This year's Legacy Award recipient is William Leo "Bill" McLaughlin, Jr. of West Chester. Bill contributed to historic preservation in West Chester in various ways. Through his educational background and diverse activities, Bill was a valuable resource for the preservation community. Bill graduated as an undergraduate from Villanova University, completed graduate studies in geography at Pennsylvania State University, and studied law at Franklin Pierce Law Center, which is now part of the University of New Hampshire School of Law. Starting in the late 1970s through the mid-1980s, Bill worked for the Bureau of Historic Preservation, a division of the Pennsylvania Historical and Museum Commission (PHMC). In the early 1980s, he oversaw a state-wide historic resource survey, which is locally known as the "windshield survey." This valuable effort provided the initial identification of numerous Pennsylvania historic resources that were deserving of further study and documentation. In 2000, Bill became a member of the West Chester Historic & Architectural Review Boad (HARB), serving as the vice-chairman since 2014. Bill's service to the HARB was consistent and invaluable. He was well known for his outspoken advocacy of the preservation of West Chester's historic fabric, whether it was the preservation of an individual streetscape, or the traditional heights of the buildings in the town center. In his role as a HARB member, Bill sat on the 2001 subcommittee that produced the Historical and Architectural Survey of the Proposed Justice Center Area, which was instrumental in convincing the County to move their proposed Justice Center out of the First Block and relocate it to the west end of Market Street. In 2015, Bill and his wife, June, were honored with a Bricks and Mortar Preservation Award for their careful reconstruction of the front porch of "Grape House", their South Matlack Street home. Bill's excitement at receiving their award at last year's ceremony was truly memorable. The finished porch reconstruction serves as an excellent example for other West Chester residents to follow as they strive to restore their homes. Additionally, in 2005, Bill joined the "stable" of West Chester tour guides who participated in the annual West Chester Town Tour, which is the kick-off tour every year for Chester County's annual Town Tours and Village Walks summer program. Bill remained an active guide each year and always brought his historical insights and wry sense of humor to the tours. William McLaughlin is honored with the 2016 Preservation Legacy Award, first and foremost, because he was a tireless, and, at times, fearless, advocate for the preservation of West Chester's historic fabric. Second, for his service to HARB and insistence that projects before the HARB should be judged by their appropriateness to the historical and/or architectural significance of both the resources and West Chester's historic character. Third, for his personal efforts to illustrate good preservation practices through the thoughtful restoration work undertaken at his home. And, lastly, while guiding tours around West Chester, he helped to educate the public both about the rich history and architectural heritage of the Borough, and about the need to preserve the physical evidence of that history and heritage.

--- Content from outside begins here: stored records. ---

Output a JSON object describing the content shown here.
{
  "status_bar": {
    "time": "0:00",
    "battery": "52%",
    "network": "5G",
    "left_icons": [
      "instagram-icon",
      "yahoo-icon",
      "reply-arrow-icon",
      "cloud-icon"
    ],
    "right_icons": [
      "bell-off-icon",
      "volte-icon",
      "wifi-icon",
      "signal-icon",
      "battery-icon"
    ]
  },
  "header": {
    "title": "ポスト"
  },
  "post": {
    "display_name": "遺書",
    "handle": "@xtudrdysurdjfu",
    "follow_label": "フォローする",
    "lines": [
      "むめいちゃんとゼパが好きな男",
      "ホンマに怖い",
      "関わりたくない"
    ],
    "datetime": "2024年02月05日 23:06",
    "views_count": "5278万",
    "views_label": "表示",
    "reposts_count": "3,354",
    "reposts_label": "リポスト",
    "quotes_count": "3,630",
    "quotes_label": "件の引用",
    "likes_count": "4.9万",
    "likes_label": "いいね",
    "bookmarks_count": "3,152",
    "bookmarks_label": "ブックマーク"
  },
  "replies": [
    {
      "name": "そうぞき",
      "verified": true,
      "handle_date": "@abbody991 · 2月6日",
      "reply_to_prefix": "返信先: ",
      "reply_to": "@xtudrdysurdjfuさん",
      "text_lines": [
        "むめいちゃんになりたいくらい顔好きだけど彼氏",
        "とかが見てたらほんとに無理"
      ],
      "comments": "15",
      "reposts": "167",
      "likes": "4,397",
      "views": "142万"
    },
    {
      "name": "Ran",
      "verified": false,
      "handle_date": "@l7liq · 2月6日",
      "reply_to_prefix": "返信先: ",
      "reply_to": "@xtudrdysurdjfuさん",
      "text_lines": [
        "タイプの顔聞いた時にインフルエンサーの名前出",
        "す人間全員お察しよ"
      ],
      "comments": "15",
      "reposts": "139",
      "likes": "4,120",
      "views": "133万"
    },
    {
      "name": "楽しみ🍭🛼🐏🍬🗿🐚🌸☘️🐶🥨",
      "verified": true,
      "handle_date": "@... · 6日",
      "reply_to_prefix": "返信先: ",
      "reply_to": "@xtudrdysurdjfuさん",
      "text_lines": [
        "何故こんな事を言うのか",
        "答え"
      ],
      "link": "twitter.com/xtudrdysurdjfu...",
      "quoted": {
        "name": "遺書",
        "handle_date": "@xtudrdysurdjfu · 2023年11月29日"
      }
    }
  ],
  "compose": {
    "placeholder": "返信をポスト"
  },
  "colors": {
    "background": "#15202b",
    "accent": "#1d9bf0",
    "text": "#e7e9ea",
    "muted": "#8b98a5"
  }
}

The Board of the West Chester Downtown Foundation, and the West Chester Preservation Awards Committee gratefully acknowledge the generous support of the sponsors of the 2016 West Chester Preservation Awards Program:
-ALLEN & SARAH BURKE
TIMLYN VAUGHAN PHOTOGRAPHY
-DEB WARD SPARRE RE/MAX Town & Country
-A. ROY SMITH
-Arthur Hall Insurance
-Brandywine Valley Heating & Air Conditioning
-Limoncello Ristorante & Caterers
-Sunset Hill Jewelers & Fine Arts Gallery
-Brewer Heating & Air Conditioning
-Jane Chalfant / Kiki Boutique
-Lawrence M. O'Donnell
-David B. Reinfeld
-Thomas Comitta Associates, Inc.
-Frens & Frens, LLC Restoration Architects
-Rothwell Document Solutions
-Dr. & Mrs. John E. Spellman
-Brandywine Studio LLC
-McFadden Hotel Group
-Paper Moon Custom Stationery
-Side Bar & Restaurant
-Ray Ott & Associates
-Mike & Heather Reiffer
-Philip Yocum, Architect
-Friend of the WCDF
-Jane E. Dorchester Architectural Historian
-West Chester Business Improvement District